■ Assignment
A single number is the whole answer: the tally of lines in the data below that include the word "당첨예상금".

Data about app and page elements
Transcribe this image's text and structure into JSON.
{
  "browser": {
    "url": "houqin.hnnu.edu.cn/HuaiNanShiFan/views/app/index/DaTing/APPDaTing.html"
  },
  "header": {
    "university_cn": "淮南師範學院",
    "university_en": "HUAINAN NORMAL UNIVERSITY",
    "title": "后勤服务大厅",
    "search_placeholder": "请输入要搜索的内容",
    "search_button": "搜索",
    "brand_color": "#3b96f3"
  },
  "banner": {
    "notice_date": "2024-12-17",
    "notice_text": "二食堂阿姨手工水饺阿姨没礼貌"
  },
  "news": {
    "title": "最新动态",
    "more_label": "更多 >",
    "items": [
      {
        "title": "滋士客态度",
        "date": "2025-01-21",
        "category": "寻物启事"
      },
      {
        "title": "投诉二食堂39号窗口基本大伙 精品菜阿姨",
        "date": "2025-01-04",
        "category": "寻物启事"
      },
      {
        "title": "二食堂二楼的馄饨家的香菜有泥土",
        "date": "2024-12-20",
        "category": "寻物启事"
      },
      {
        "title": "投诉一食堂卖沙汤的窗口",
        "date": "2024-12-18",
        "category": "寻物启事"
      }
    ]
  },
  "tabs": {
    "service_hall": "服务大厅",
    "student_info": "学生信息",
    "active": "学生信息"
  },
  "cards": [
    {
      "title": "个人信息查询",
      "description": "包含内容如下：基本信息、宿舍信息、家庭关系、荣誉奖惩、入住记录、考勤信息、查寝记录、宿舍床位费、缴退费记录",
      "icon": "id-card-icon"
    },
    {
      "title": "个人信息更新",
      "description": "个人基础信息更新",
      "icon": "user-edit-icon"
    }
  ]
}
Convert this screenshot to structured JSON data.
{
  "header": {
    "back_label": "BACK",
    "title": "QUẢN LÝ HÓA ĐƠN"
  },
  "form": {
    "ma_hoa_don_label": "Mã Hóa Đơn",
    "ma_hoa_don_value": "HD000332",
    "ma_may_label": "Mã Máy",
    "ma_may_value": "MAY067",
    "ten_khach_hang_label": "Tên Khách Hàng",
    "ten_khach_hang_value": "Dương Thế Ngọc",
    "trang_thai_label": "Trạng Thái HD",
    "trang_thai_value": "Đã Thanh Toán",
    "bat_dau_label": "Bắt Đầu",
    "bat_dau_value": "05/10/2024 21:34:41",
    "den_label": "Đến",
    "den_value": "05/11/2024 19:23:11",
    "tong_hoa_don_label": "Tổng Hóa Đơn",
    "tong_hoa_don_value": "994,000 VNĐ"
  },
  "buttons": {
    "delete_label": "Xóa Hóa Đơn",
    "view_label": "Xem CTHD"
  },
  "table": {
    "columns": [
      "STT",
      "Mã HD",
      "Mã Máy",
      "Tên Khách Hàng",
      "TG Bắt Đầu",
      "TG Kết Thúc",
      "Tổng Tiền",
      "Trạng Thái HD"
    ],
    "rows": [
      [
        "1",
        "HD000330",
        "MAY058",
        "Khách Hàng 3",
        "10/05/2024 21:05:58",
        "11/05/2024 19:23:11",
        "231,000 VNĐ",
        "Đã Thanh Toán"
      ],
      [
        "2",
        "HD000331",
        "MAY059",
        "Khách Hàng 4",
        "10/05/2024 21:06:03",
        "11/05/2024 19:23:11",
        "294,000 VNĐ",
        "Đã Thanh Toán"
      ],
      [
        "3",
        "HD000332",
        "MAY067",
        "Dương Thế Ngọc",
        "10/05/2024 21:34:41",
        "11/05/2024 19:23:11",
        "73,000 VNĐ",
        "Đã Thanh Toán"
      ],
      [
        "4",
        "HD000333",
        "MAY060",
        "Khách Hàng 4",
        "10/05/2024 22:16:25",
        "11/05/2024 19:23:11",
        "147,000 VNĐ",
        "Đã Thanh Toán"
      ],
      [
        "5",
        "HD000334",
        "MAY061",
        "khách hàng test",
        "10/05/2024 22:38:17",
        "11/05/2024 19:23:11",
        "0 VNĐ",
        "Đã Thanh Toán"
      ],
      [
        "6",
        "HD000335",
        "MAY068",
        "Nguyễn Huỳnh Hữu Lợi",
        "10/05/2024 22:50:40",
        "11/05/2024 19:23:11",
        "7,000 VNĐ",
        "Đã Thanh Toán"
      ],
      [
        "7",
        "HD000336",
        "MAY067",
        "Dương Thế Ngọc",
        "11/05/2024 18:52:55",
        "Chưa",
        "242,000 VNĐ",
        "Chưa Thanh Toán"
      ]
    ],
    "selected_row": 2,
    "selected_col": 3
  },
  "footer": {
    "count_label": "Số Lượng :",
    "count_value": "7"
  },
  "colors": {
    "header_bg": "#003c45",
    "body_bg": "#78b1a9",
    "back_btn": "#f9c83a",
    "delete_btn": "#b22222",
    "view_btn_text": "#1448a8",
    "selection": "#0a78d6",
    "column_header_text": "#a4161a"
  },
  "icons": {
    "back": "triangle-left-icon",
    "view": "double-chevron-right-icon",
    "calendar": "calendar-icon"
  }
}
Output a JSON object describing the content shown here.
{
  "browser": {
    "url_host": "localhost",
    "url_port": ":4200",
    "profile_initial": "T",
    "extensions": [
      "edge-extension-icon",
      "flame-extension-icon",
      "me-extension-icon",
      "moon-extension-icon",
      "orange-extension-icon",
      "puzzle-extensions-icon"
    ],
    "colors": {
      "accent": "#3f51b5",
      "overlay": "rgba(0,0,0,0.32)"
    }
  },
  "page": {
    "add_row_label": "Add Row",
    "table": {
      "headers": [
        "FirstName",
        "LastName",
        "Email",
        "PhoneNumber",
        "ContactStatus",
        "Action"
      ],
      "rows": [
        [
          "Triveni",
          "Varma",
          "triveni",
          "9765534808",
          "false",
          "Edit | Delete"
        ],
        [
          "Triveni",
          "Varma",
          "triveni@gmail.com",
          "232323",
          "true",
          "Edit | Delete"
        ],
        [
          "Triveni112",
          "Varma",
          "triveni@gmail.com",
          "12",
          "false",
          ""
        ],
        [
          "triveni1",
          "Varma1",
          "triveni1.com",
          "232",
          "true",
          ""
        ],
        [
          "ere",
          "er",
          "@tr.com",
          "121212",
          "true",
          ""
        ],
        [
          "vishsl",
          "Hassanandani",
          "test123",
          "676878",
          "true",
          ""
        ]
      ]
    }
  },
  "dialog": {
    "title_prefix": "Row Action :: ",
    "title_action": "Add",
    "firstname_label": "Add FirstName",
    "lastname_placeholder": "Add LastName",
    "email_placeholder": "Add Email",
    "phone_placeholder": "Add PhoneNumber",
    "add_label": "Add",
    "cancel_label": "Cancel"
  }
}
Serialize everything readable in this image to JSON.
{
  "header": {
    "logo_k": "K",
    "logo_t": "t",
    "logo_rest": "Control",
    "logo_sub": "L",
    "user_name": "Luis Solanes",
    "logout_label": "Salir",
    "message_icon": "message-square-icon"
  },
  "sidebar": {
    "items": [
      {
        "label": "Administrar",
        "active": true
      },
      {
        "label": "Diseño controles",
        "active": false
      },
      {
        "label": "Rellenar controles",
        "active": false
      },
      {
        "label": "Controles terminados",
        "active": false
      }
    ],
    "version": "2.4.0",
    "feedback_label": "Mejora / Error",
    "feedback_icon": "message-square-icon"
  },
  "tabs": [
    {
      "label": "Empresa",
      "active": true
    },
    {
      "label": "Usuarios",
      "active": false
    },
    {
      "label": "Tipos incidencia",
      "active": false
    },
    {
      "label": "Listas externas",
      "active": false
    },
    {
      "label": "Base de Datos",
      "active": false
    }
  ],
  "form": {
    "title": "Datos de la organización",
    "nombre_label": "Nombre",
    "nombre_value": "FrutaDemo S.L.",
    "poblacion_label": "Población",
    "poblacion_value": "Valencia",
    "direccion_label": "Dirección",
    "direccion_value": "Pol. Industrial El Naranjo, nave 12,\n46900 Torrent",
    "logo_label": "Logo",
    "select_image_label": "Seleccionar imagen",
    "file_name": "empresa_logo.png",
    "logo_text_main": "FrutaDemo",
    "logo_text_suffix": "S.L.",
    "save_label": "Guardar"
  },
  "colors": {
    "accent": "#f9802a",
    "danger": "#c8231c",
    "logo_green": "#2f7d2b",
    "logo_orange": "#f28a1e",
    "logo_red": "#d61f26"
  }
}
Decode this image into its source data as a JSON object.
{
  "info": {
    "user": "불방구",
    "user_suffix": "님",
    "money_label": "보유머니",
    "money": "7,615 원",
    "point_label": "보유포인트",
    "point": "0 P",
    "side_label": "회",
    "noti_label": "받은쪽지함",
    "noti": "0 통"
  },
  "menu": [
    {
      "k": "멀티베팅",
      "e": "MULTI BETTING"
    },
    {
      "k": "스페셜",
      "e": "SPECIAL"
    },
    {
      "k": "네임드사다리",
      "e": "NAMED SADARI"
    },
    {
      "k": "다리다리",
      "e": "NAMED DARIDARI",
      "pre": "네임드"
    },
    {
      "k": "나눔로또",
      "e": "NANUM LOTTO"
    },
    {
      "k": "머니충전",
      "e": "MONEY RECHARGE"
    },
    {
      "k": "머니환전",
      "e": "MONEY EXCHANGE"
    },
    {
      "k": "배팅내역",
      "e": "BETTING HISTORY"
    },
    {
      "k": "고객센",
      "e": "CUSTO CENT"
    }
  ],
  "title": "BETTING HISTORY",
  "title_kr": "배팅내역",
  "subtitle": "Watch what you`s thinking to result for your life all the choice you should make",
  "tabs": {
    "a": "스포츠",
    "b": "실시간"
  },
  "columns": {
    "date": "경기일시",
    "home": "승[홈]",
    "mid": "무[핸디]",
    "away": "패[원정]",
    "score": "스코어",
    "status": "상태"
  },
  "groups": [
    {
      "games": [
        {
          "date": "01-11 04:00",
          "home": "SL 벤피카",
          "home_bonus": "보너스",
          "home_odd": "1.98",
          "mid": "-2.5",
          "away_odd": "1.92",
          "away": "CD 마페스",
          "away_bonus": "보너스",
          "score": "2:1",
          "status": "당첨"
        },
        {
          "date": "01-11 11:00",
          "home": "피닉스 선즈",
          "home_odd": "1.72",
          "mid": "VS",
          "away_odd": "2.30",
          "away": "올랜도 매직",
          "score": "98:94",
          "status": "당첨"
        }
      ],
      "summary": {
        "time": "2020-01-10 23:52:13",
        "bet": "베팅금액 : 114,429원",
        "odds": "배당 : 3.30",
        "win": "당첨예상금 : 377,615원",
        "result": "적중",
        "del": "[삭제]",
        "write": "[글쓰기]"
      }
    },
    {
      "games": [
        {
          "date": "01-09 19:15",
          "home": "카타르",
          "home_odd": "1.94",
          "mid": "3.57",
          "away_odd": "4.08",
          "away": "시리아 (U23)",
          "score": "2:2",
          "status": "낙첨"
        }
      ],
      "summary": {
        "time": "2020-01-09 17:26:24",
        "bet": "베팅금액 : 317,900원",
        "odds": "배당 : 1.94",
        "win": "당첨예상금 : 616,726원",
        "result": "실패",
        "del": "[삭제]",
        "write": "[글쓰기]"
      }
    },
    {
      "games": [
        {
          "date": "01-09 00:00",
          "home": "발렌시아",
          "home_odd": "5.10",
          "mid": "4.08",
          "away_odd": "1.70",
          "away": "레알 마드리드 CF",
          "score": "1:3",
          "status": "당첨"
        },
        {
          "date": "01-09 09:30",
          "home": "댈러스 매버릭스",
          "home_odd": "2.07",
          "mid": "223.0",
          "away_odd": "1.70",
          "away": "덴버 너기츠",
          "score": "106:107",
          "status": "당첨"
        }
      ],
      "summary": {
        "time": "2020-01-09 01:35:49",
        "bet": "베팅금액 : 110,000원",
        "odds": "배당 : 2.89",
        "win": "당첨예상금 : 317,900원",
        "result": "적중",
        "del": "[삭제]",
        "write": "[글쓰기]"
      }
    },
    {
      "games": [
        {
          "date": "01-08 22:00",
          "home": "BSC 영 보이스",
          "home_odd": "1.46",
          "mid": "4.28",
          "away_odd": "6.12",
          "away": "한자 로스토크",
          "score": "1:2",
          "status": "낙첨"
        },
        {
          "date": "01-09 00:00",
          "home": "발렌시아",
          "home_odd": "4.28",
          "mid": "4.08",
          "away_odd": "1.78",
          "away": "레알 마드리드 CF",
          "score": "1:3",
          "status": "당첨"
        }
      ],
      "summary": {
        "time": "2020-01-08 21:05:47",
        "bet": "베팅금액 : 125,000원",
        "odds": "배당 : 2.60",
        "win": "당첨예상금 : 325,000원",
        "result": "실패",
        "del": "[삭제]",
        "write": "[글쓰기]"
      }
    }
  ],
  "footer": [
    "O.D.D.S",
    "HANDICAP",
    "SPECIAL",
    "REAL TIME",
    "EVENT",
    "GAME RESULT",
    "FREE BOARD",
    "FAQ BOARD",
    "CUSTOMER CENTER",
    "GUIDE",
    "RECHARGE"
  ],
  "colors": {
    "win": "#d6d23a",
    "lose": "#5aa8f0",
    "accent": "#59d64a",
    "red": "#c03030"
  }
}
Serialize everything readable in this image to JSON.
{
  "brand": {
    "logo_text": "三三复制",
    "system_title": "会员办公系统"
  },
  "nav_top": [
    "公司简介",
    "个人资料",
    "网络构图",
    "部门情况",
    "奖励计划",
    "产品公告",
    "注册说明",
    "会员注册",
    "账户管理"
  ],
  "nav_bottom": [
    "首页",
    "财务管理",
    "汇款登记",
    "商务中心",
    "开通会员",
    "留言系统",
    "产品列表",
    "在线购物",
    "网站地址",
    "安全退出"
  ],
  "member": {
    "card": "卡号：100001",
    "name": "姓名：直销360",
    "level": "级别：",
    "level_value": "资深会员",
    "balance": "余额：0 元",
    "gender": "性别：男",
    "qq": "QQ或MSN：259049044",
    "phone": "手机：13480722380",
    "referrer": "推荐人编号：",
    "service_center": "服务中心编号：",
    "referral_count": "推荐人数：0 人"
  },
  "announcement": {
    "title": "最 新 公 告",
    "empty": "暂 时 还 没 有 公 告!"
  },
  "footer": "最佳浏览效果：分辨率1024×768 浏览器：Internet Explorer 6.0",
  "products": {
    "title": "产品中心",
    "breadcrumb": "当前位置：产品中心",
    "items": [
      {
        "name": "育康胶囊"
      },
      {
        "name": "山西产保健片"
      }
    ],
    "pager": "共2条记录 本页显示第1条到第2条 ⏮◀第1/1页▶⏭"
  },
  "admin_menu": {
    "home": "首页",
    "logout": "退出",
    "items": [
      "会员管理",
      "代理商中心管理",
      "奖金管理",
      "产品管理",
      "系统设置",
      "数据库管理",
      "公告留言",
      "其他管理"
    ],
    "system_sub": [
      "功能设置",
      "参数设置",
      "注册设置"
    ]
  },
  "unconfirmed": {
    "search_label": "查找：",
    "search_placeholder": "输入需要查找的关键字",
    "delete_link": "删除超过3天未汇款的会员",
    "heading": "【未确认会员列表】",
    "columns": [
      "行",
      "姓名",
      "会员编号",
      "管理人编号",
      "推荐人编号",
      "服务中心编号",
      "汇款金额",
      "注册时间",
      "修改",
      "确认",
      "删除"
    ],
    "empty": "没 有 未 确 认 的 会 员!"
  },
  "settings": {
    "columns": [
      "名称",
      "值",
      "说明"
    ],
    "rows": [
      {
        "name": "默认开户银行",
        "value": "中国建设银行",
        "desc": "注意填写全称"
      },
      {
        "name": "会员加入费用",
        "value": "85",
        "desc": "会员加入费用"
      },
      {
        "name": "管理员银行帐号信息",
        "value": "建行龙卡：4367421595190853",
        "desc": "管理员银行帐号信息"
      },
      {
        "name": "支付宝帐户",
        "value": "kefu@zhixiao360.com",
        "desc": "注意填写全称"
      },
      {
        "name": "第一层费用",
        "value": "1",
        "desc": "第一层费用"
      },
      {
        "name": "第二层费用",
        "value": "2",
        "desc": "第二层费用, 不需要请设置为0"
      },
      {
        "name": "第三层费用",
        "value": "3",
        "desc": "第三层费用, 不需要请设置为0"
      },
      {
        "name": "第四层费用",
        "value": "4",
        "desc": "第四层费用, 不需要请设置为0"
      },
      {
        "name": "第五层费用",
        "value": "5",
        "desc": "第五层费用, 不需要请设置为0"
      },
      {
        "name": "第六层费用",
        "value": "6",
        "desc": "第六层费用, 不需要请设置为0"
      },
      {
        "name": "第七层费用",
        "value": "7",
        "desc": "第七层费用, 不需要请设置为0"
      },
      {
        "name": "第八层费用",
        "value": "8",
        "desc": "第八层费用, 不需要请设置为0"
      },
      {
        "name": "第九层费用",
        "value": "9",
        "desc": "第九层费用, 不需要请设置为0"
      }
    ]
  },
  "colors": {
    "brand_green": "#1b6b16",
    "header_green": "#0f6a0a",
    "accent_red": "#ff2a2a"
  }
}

■ Completed task
4